Aim of the task:
Find and copy every line in the records that includes the string "funding".

Input for this task:
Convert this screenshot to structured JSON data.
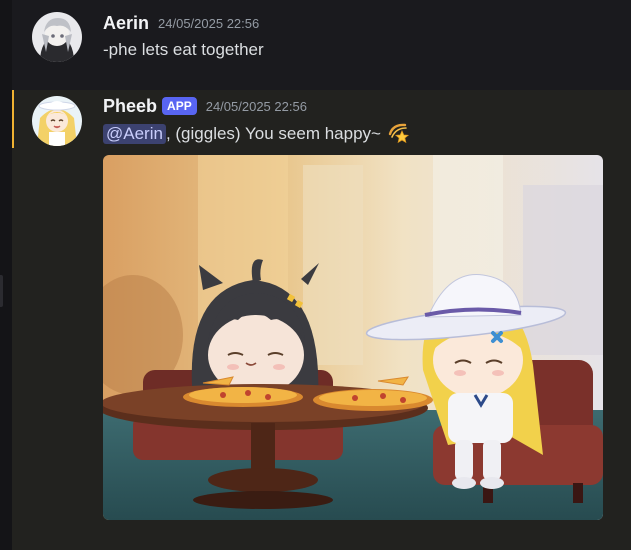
{
  "messages": [
    {
      "username": "Aerin",
      "timestamp": "24/05/2025 22:56",
      "text": "-phe lets eat together",
      "avatar": "grey-haired-character-avatar"
    },
    {
      "username": "Pheeb",
      "badge": "APP",
      "timestamp": "24/05/2025 22:56",
      "mention": "@Aerin",
      "text": ", (giggles) You seem happy~",
      "emoji": "shooting-star-emoji",
      "avatar": "blonde-character-avatar",
      "attachment": "chibi-characters-eating-pizza-image"
    }
  ],
  "colors": {
    "background": "#1a1a1e",
    "highlight": "#22221f",
    "highlight_bar": "#f0b232",
    "app_badge": "#5865f2",
    "mention_bg": "#3c4270"
  }
}
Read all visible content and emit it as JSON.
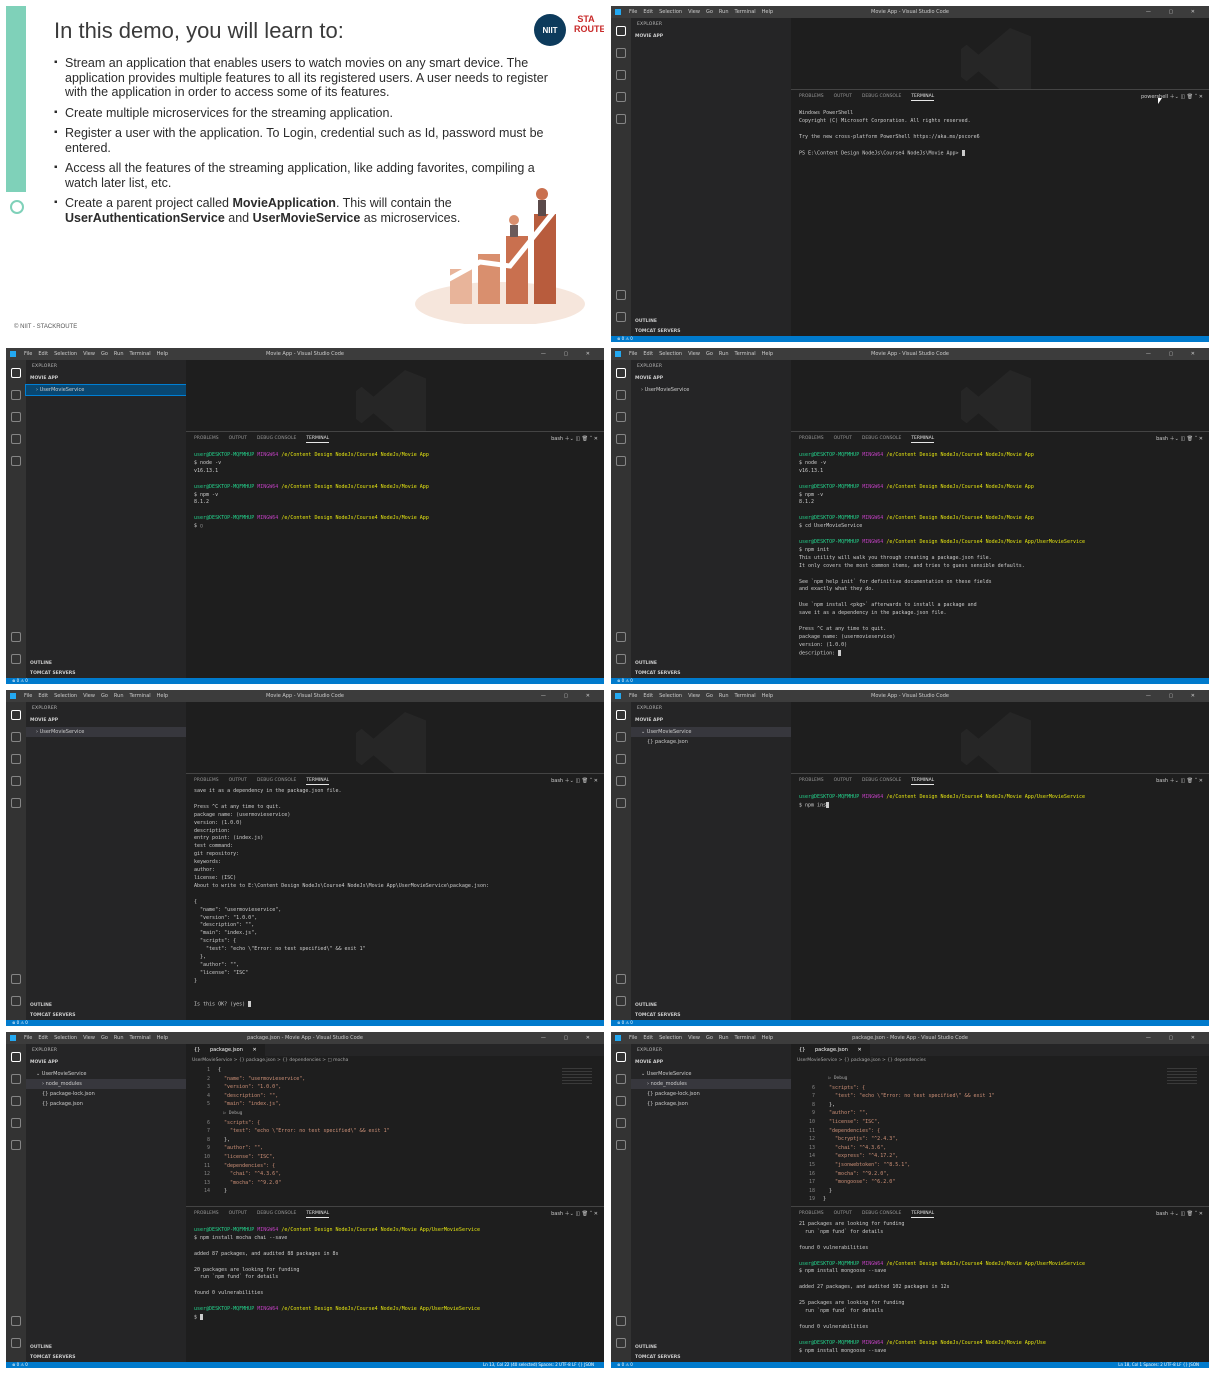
{
  "slide": {
    "title": "In this demo, you will learn to:",
    "logo_round": "NIIT",
    "logo_text": "STA ROUTE",
    "bullets": [
      "Stream an application that enables users to watch movies on any smart device. The application provides multiple features to all its registered users. A user needs to register with the application in order to access some of its features.",
      "Create multiple microservices for the streaming application.",
      "Register a user with the application. To Login, credential such as Id, password must be entered.",
      "Access all the features of the streaming application, like adding favorites, compiling a watch later list, etc."
    ],
    "bullet5_a": "Create a parent project called ",
    "bullet5_b": "MovieApplication",
    "bullet5_c": ". This will contain the ",
    "bullet5_d": "UserAuthenticationService",
    "bullet5_e": " and ",
    "bullet5_f": "UserMovieService",
    "bullet5_g": " as microservices.",
    "footer": "© NIIT - STACKROUTE"
  },
  "vscode": {
    "menu": [
      "File",
      "Edit",
      "Selection",
      "View",
      "Go",
      "Run",
      "Terminal",
      "Help"
    ],
    "title_default": "Movie App - Visual Studio Code",
    "title_pkg": "package.json - Movie App - Visual Studio Code",
    "explorer": "EXPLORER",
    "project": "MOVIE APP",
    "outline": "OUTLINE",
    "tomcat": "TOMCAT SERVERS",
    "tabs": [
      "PROBLEMS",
      "OUTPUT",
      "DEBUG CONSOLE",
      "TERMINAL"
    ],
    "shell_pwsh": "powershell",
    "shell_bash": "bash",
    "folder": "UserMovieService",
    "node_modules": "node_modules",
    "pkg_lock": "package-lock.json",
    "pkg": "package.json",
    "status_left": "⊗ 0 ⚠ 0",
    "status_right_7": "Ln 13, Col 22 (40 selected)   Spaces: 2   UTF-8   LF   {} JSON",
    "status_right_8": "Ln 18, Col 1   Spaces: 2   UTF-8   LF   {} JSON",
    "editor_tab": "package.json",
    "crumb_7": "UserMovieService > {} package.json > {} dependencies > □ mocha",
    "crumb_8": "UserMovieService > {} package.json > {} dependencies"
  },
  "terminals": {
    "t1": "Windows PowerShell\nCopyright (C) Microsoft Corporation. All rights reserved.\n\nTry the new cross-platform PowerShell https://aka.ms/pscore6\n\nPS E:\\Content Design NodeJs\\Course4 NodeJs\\Movie App> ",
    "prompt_user": "user@DESKTOP-MQFMHUP",
    "prompt_env": "MINGW64",
    "path_app": "/e/Content Design NodeJs/Course4 NodeJs/Movie App",
    "path_svc": "/e/Content Design NodeJs/Course4 NodeJs/Movie App/UserMovieService",
    "t2_a": "$ node -v\nv16.13.1\n",
    "t2_b": "$ npm -v\n8.1.2\n",
    "t2_c": "$ ",
    "t3_c": "$ cd UserMovieService\n",
    "t3_d": "$ npm init\nThis utility will walk you through creating a package.json file.\nIt only covers the most common items, and tries to guess sensible defaults.\n\nSee `npm help init` for definitive documentation on these fields\nand exactly what they do.\n\nUse `npm install <pkg>` afterwards to install a package and\nsave it as a dependency in the package.json file.\n\nPress ^C at any time to quit.\npackage name: (usermovieservice)\nversion: (1.0.0)\ndescription: ",
    "t4": "save it as a dependency in the package.json file.\n\nPress ^C at any time to quit.\npackage name: (usermovieservice)\nversion: (1.0.0)\ndescription:\nentry point: (index.js)\ntest command:\ngit repository:\nkeywords:\nauthor:\nlicense: (ISC)\nAbout to write to E:\\Content Design NodeJs\\Course4 NodeJs\\Movie App\\UserMovieService\\package.json:\n\n{\n  \"name\": \"usermovieservice\",\n  \"version\": \"1.0.0\",\n  \"description\": \"\",\n  \"main\": \"index.js\",\n  \"scripts\": {\n    \"test\": \"echo \\\"Error: no test specified\\\" && exit 1\"\n  },\n  \"author\": \"\",\n  \"license\": \"ISC\"\n}\n\n\nIs this OK? (yes) ",
    "t5": "$ npm ins",
    "t6_a": "$ npm install mocha chai --save\n\nadded 87 packages, and audited 88 packages in 8s\n\n20 packages are looking for funding\n  run `npm fund` for details\n\nfound 0 vulnerabilities\n",
    "t6_b": "$ ",
    "t7_a": "21 packages are looking for funding\n  run `npm fund` for details\n\nfound 0 vulnerabilities\n",
    "t7_b": "$ npm install mongoose --save\n\nadded 27 packages, and audited 102 packages in 12s\n\n25 packages are looking for funding\n  run `npm fund` for details\n\nfound 0 vulnerabilities\n",
    "path_cut": "/e/Content Design NodeJs/Course4 NodeJs/Movie App/Use",
    "t7_c": "$ npm install mongoose --save"
  },
  "code7": [
    {
      "n": "1",
      "t": "{"
    },
    {
      "n": "2",
      "t": "  \"name\": \"usermovieservice\","
    },
    {
      "n": "3",
      "t": "  \"version\": \"1.0.0\","
    },
    {
      "n": "4",
      "t": "  \"description\": \"\","
    },
    {
      "n": "5",
      "t": "  \"main\": \"index.js\","
    },
    {
      "n": "",
      "t": "  ▷ Debug"
    },
    {
      "n": "6",
      "t": "  \"scripts\": {"
    },
    {
      "n": "7",
      "t": "    \"test\": \"echo \\\"Error: no test specified\\\" && exit 1\""
    },
    {
      "n": "8",
      "t": "  },"
    },
    {
      "n": "9",
      "t": "  \"author\": \"\","
    },
    {
      "n": "10",
      "t": "  \"license\": \"ISC\","
    },
    {
      "n": "11",
      "t": "  \"dependencies\": {"
    },
    {
      "n": "12",
      "t": "    \"chai\": \"^4.3.6\","
    },
    {
      "n": "13",
      "t": "    \"mocha\": \"^9.2.0\""
    },
    {
      "n": "14",
      "t": "  }"
    }
  ],
  "code8": [
    {
      "n": "",
      "t": "  ▷ Debug"
    },
    {
      "n": "6",
      "t": "  \"scripts\": {"
    },
    {
      "n": "7",
      "t": "    \"test\": \"echo \\\"Error: no test specified\\\" && exit 1\""
    },
    {
      "n": "8",
      "t": "  },"
    },
    {
      "n": "9",
      "t": "  \"author\": \"\","
    },
    {
      "n": "10",
      "t": "  \"license\": \"ISC\","
    },
    {
      "n": "11",
      "t": "  \"dependencies\": {"
    },
    {
      "n": "12",
      "t": "    \"bcryptjs\": \"^2.4.3\","
    },
    {
      "n": "13",
      "t": "    \"chai\": \"^4.3.6\","
    },
    {
      "n": "14",
      "t": "    \"express\": \"^4.17.2\","
    },
    {
      "n": "15",
      "t": "    \"jsonwebtoken\": \"^8.5.1\","
    },
    {
      "n": "16",
      "t": "    \"mocha\": \"^9.2.0\","
    },
    {
      "n": "17",
      "t": "    \"mongoose\": \"^6.2.0\""
    },
    {
      "n": "18",
      "t": "  }"
    },
    {
      "n": "19",
      "t": "}"
    }
  ]
}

Answer space:
    "t6_a": "$ npm install mocha chai --save\n\nadded 87 packages, and audited 88 packages in 8s\n\n20 packages are looking for funding\n  run `npm fund` for details\n\nfound 0 vulnerabilities\n",
    "t7_a": "21 packages are looking for funding\n  run `npm fund` for details\n\nfound 0 vulnerabilities\n",
    "t7_b": "$ npm install mongoose --save\n\nadded 27 packages, and audited 102 packages in 12s\n\n25 packages are looking for funding\n  run `npm fund` for details\n\nfound 0 vulnerabilities\n",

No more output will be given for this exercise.